However, it was interesting to see very traditional and time-consuming needlework techniques employed. Here is part of a lace technique.

It was an incredible exhibit and I thought there could not possibly be antyhing more intriquing but there was.

On the other side of the gallery was a workspace.

It had three looms set up, sewing machines on tables, fabric on bolts, and best of all, three sizes of fabric bags you could fill for differing amounts from the scraps and ddo-dads on a table.

Of course I filled up a small bag—wishing I had the space for a large bag in my luggage.

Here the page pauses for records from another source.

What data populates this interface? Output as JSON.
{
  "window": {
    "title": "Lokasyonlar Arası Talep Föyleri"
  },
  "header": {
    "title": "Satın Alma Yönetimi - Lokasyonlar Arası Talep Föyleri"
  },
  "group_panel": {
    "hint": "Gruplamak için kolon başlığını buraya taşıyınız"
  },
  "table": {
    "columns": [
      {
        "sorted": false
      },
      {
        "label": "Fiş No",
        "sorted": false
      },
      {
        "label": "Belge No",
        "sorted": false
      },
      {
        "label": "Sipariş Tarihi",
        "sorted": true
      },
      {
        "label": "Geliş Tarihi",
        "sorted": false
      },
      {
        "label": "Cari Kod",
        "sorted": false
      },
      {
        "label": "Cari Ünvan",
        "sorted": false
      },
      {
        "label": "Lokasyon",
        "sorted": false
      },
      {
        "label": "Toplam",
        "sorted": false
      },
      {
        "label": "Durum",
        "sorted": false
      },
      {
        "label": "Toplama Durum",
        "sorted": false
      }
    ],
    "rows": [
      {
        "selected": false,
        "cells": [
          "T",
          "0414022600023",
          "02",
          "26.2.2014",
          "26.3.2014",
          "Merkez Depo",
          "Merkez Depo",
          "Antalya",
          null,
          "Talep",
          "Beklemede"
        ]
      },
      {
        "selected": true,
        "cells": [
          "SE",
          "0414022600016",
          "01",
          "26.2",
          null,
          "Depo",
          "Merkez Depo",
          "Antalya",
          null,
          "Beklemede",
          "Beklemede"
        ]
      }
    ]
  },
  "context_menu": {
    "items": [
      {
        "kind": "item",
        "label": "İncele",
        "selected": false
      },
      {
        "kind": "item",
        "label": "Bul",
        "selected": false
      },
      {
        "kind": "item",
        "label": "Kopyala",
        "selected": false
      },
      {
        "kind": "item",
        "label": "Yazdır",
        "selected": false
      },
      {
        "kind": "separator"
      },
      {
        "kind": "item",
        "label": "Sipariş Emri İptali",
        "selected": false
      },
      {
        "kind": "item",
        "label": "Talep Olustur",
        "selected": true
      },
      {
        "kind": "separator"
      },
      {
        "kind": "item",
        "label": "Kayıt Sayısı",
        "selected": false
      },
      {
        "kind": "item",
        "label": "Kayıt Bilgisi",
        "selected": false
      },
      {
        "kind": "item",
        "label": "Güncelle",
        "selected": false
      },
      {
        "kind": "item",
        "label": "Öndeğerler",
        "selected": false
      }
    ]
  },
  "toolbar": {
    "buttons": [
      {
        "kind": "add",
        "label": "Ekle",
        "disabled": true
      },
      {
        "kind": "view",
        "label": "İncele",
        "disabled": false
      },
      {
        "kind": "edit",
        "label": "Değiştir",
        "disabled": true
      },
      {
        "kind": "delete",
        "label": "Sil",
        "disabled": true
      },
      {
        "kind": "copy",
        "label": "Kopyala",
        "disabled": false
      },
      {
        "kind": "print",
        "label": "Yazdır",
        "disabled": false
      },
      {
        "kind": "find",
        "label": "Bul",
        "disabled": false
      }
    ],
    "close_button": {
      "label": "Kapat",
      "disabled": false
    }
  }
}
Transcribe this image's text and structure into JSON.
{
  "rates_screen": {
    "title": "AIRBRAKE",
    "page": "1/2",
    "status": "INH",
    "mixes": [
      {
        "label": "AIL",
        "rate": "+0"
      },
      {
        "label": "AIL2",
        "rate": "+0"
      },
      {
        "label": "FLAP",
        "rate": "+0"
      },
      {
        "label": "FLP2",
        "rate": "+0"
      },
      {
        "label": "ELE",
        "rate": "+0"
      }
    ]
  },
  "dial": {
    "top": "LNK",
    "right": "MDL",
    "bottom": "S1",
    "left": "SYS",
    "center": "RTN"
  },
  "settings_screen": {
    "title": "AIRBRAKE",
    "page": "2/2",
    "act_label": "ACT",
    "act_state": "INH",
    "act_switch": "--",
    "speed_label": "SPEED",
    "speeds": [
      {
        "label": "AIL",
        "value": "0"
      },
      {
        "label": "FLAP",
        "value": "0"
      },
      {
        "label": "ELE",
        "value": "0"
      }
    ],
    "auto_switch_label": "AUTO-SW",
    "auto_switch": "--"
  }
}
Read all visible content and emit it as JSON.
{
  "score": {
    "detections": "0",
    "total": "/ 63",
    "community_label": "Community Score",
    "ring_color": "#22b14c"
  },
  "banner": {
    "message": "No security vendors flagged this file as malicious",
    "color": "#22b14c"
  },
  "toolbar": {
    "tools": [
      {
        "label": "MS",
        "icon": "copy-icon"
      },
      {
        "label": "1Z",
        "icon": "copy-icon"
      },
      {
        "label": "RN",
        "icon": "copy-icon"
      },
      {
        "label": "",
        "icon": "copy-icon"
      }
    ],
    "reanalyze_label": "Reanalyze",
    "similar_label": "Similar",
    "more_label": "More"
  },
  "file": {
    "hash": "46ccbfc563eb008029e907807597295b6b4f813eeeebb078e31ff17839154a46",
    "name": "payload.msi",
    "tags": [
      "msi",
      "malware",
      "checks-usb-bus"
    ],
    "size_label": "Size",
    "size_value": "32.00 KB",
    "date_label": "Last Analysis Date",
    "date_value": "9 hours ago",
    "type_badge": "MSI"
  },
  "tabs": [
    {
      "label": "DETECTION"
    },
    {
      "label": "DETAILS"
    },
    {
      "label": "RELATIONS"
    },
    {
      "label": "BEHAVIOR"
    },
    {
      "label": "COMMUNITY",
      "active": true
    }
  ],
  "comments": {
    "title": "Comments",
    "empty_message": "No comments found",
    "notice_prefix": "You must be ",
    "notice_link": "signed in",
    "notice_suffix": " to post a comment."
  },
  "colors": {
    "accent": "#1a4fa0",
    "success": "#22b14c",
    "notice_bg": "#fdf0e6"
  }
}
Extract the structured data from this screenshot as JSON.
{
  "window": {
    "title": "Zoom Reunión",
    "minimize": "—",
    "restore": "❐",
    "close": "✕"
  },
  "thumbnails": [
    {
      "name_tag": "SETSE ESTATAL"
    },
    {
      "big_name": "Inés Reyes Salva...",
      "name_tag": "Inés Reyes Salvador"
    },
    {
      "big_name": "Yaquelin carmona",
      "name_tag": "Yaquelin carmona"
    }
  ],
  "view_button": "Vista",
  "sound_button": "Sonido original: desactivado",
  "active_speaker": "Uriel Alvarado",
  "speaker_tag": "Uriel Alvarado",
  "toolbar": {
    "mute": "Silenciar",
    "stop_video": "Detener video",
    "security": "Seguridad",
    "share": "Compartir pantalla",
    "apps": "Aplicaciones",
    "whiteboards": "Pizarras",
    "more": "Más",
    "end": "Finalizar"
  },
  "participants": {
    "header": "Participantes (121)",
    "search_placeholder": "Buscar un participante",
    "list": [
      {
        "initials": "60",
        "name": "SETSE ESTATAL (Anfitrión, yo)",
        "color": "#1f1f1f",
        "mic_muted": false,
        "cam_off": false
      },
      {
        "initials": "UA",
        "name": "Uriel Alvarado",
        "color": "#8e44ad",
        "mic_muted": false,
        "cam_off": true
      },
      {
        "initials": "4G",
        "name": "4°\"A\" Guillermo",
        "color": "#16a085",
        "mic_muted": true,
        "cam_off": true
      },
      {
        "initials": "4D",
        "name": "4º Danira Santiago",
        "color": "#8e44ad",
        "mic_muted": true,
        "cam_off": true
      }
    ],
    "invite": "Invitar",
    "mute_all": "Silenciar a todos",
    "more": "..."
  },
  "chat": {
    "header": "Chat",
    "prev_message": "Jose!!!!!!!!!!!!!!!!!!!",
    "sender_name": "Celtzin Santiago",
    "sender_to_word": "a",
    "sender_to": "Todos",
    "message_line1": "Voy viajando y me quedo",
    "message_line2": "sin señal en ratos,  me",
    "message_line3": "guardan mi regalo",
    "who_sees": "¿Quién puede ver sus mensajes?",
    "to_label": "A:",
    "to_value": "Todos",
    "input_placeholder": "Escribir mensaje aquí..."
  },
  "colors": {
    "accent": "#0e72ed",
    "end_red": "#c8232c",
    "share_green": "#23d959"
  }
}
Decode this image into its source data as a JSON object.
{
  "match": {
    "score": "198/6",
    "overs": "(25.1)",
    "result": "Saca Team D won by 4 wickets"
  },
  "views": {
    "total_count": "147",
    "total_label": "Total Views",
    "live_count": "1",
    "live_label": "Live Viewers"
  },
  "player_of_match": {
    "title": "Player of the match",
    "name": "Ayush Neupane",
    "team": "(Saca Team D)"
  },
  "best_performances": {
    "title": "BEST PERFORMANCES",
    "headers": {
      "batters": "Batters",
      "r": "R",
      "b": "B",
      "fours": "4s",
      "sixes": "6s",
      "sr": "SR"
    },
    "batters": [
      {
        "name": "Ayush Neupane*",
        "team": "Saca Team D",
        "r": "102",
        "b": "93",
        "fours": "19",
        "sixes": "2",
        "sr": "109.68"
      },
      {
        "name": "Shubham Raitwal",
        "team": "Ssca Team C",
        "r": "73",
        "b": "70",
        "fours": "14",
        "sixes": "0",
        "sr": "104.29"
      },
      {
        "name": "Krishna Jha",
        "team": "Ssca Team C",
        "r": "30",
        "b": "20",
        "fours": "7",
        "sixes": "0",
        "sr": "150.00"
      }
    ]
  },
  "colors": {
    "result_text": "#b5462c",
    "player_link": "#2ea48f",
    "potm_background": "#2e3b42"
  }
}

That bag was then weighed—a way to account for what was not put into landfill.—-at least not this month….who knows what will happen to it in the long run?

On my way back to my hotel I was struck by sidewalk outside the Police Museum/Adminstration building. Compared to City Hall, it was a modern building. I puzzled over these ‘decorative elements’.

Living on the Gulf Coast for decades, the thought of ice being a problem, was no longer in my vocabulary. There was no ice while I was there, although the wind and rain were chilly and not conducive to outdoor activities. Maybe if I had been winterized?

My last day is a trip to Niagara Falls.

Still raining, Cherty Blossoms, and the Textile Museum

Sunday was equally not very nice weather, the rain today seemd to be coming sideways as it does n a hurricane—but bitterly cold.

I made my way to the conference stopping to walk through City Hall and its surround yard/garden.

I tried to get photos of what I thought might be cherry blossoms.

And here is my closeup.

Taking photos with freezing wet fingers is obviously not something within my skill set.

City Hall was bordered on three sides by a fancy wrought iron fence with interesting entrances.

I found entering to be a bit of a tight squeeze particulary since I had that jam-packed backpack on my back.

The conference concluded with a fantastic fashion show of bojagi, a Korean wrapping technique. All of hte pieces were kimono forms and made from silk; some had printed images on the silk.

Once again the weather was dreadful but I determined I was going to not spend the afternoon in my hotel room. Fortunately the Textile museum was only a block away.

The second floor is a curated gallery of work by various artists/makers. I took a lot of photos and watched all the videos.

With textiles there is an urge to touch—and I so wanted to pick this one up and look at the underneath of the embroidery.

I found the documentray of Afghan rug construction interesting—with all the story telling details.

I ran our of space on the SD card at this pont—and luckily had a second (and third) in my pocket. Those images are for tomorrow.

More Rain and the Rhinoceros Orphanage

Saturday seemed to be even colder than the tday before with more rain, fog, and mist.

I shivered and hurried through all this to get to the conference. My shoes were soaked by the time I arrived but fortunately the conference area was warm and dry.

I attended two interesting workshops n the afternoon, one on using a variety of art mediums to get desired effect, and the other on experimenting with somethng she called surface weaving—images reminding me in a distant way of MC Escher’s work.

The rest of the afternoon was devoted to museum tours—I had thought I would find a lovely spot to paint—but I don’t do cold very well—and since I had water colors-…the rain and mist wouldn’t work very well either.

So I spent my afternoon in the hotel room learning all about an orphanage for baby rhinos.

Rain I did not schedule

Since my hotel was a ‘brisk 5 minute walk” from the converence. I tended to be up fairly early.

The weather on my arrival was chilly but sunny.

This day and the next two would be dreadfully windy, rainy, and miserable.

I took photos of the mist over the tops of the buldings.

Across the street was a large silvery sculpture with lots of twining leaves. It was hard to get a good photo without standing in the middle of the street—although the Canadians tended to be quite polite in their driving–not many honking horns—I didn’t think they would appreciate a hapless tourist standing in the middle of the one lane open to traffic—road construction in spring and summer months seems to be prevalent everywhre there are seasons.

Lunch was substantial.

And with two huge trays of butter tarts.